Abstract

Laser texturing is a viable tool to enhance the tribological performance of surfaces. Especially textures created with Direct Laser Interference Patterning (DLIP) show outstanding improvement in terms of reduction of coefficient of friction (COF) as well as the extension of oil film lifetime. However, since DLIP textures have a limited depth, they can be quickly damaged, especially within the tribocontact area, where wear occurs. This study aims at elucidating the fluid dynamical behavior of the lubricant in the surroundings of the tribocontact where channel-like surface textures are left after the abrasion wear inside the tribocontact area. In a first step, numerical investigations of lubricant wetting phenomena are performed applying OpenFOAM. The results show that narrow channels (width of 10 μm) allow higher spreading than wide channels (width of 30 μm). In a second step, fluid transport inside DLIP textures is investigated experimentally. The results show an anisotropic spreading with the spreading velocity dependent on the period and depth of the laser textures. A mechanism is introduced for how lubricant can be transported out of the channels into the tribocontact. The main conclusion of this study is that active lubricant transport in laser textured surfaces can avoid starvation in the tribocontact.

Link(s)

How to Tailor Structural Colors for Extended Visibility and White Light Generation Employing Direct Laser Interference Patterning

Results of the work in the Laser4Fun project has been published as:

Storm, S., Alamri, S., Soldera, M., Kunze, T., Lasagni, A. F., How to Tailor Structural Colors for Extended Visibility and White Light Generation Employing Direct Laser Interference Patterning. Macromol. Chem. Phys. 2019, 1900205. 
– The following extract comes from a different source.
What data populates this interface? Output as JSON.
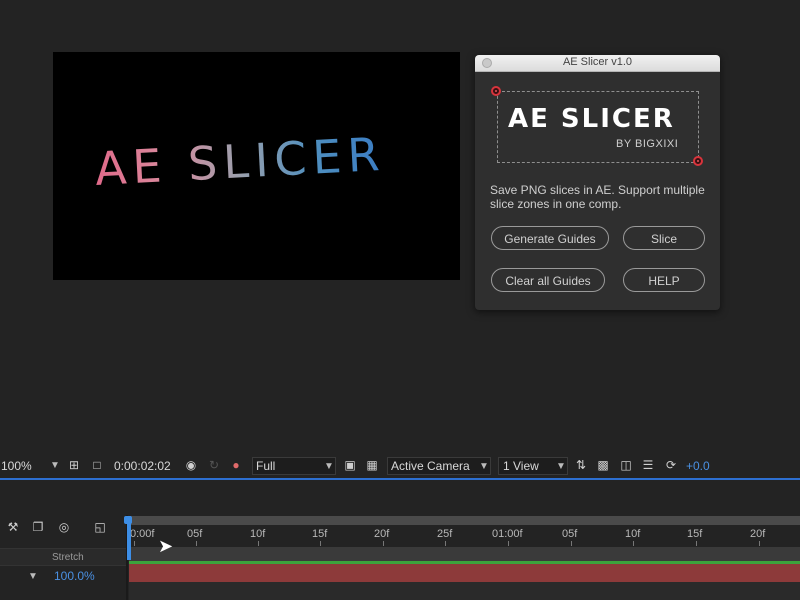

Abstract

The appearance of a surface can be controlled by creating periodic microstructures designed to diffract light and produce structural colors. Nevertheless, since structural coloration is based on diffraction, the produced colors have a strong dependence on the viewing angle and absence of coloration takes place while tilting the samples. In this work direct laser interference patterning is used to firstly provide transparent polymer sheets a structural coloration with a high‐range observation angle, and secondly to demonstrate the combination of structural colors, producing a white coloring effect. The employed approaches are based on the fabrication of micro‐gratings with multiple periods in the same structured area and on the engineering of the diffraction orders of the diffraction spectrum. The patterned surfaces are characterized by confocal microscopy and angular spectrometry in reflection mode. The morphological characterization shows homogeneous surface patterns, while the spectral results demonstrate that combining four spatial periods on a single patterned surface, a white appearance is obtained over an angular observation range higher than 30°. The experimental results are supported by theoretical predictions by means of generalized formulas based on the diffraction of light.
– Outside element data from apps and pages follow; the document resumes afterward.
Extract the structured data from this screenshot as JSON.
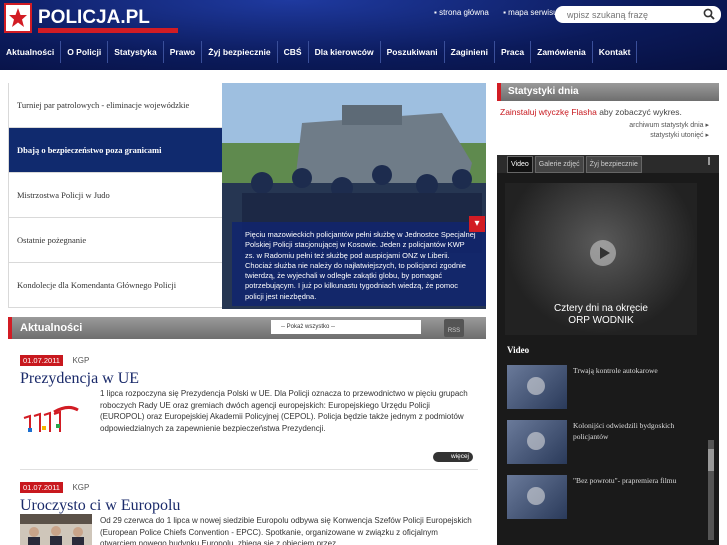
{
  "header": {
    "logo_text": "POLICJA.PL",
    "top_links": [
      "strona główna",
      "mapa serwisu"
    ],
    "search_placeholder": "wpisz szukaną frazę"
  },
  "nav": {
    "items": [
      "Aktualności",
      "O Policji",
      "Statystyka",
      "Prawo",
      "Żyj bezpiecznie",
      "CBŚ",
      "Dla kierowców",
      "Poszukiwani",
      "Zaginieni",
      "Praca",
      "Zamówienia",
      "Kontakt"
    ]
  },
  "slider": {
    "items": [
      "Turniej par patrolowych - eliminacje wojewódzkie",
      "Dbają o bezpieczeństwo poza granicami",
      "Mistrzostwa Policji w Judo",
      "Ostatnie pożegnanie",
      "Kondolecje dla Komendanta Głównego Policji"
    ],
    "caption": "Pięciu mazowieckich policjantów pełni służbę w Jednostce Specjalnej Polskiej Policji stacjonującej w Kosowie. Jeden z policjantów KWP zs. w Radomiu pełni też służbę pod auspicjami ONZ w Liberii. Chociaż służba nie należy do najłatwiejszych, to policjanci zgodnie twierdzą, że wyjechali w odległe zakątki globu, by pomagać potrzebującym. I już po kilkunastu tygodniach wiedzą, że pomoc policji jest niezbędna."
  },
  "news": {
    "title": "Aktualności",
    "select_label": "-- Pokaż wszystko --",
    "rss": "RSS",
    "more": "więcej",
    "articles": [
      {
        "date": "01.07.2011",
        "source": "KGP",
        "title": "Prezydencja w UE",
        "body": "1 lipca rozpoczyna się Prezydencja Polski w UE. Dla Policji oznacza to przewodnictwo w pięciu grupach roboczych Rady UE oraz gremiach dwóch agencji europejskich: Europejskiego Urzędu Policji (EUROPOL) oraz Europejskiej Akademii Policyjnej (CEPOL). Policja będzie także jednym z podmiotów odpowiedzialnych za zapewnienie bezpieczeństwa Prezydencji."
      },
      {
        "date": "01.07.2011",
        "source": "KGP",
        "title": "Uroczysto ci w Europolu",
        "body": "Od 29 czerwca do 1 lipca w nowej siedzibie Europolu odbywa się Konwencja Szefów Policji Europejskich (European Police Chiefs Convention - EPCC). Spotkanie, organizowane w związku z oficjalnym otwarciem nowego budynku Europolu, zbiega się z objęciem przez"
      }
    ]
  },
  "stats": {
    "title": "Statystyki dnia",
    "flash_link": "Zainstaluj wtyczkę Flasha",
    "flash_rest": " aby zobaczyć wykres.",
    "link1": "archiwum statystyk dnia",
    "link2": "statystyki utonięć"
  },
  "media": {
    "tabs": [
      "Video",
      "Galerie zdjęć",
      "Żyj bezpiecznie"
    ],
    "video_title_line1": "Cztery dni na okręcie",
    "video_title_line2": "ORP WODNIK",
    "section_label": "Video",
    "items": [
      "Trwają kontrole autokarowe",
      "Kolonijści odwiedzili bydgoskich policjantów",
      "\"Bez powrotu\"- prapremiera filmu"
    ]
  }
}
Link(s)

Video: Hydrophobiticy of DLIP functionalized surface on stainless steel

The Direct Laser Interference Patterning (DLIP) technique has been used to create a functionalized surface on stainless steel (black area). In combination with an additional post-treatment, the metal surface has extremely water-repellent properties with contact angles of over 150 degrees. The microscopic surface exhibits “miniature mountains” that create a superhydrophobic surface, similar to its natural pendent on a lotus leaf. The sample was placed under water (no wetting of the structured areas is observed) to emphasize the water repellency. Consequently, even if the surface gets wet, it actually stays dry in the laser processed areas. Finally, DLIP allows for self-cleaning properties on technological surfaces at industrially-relevant throughput.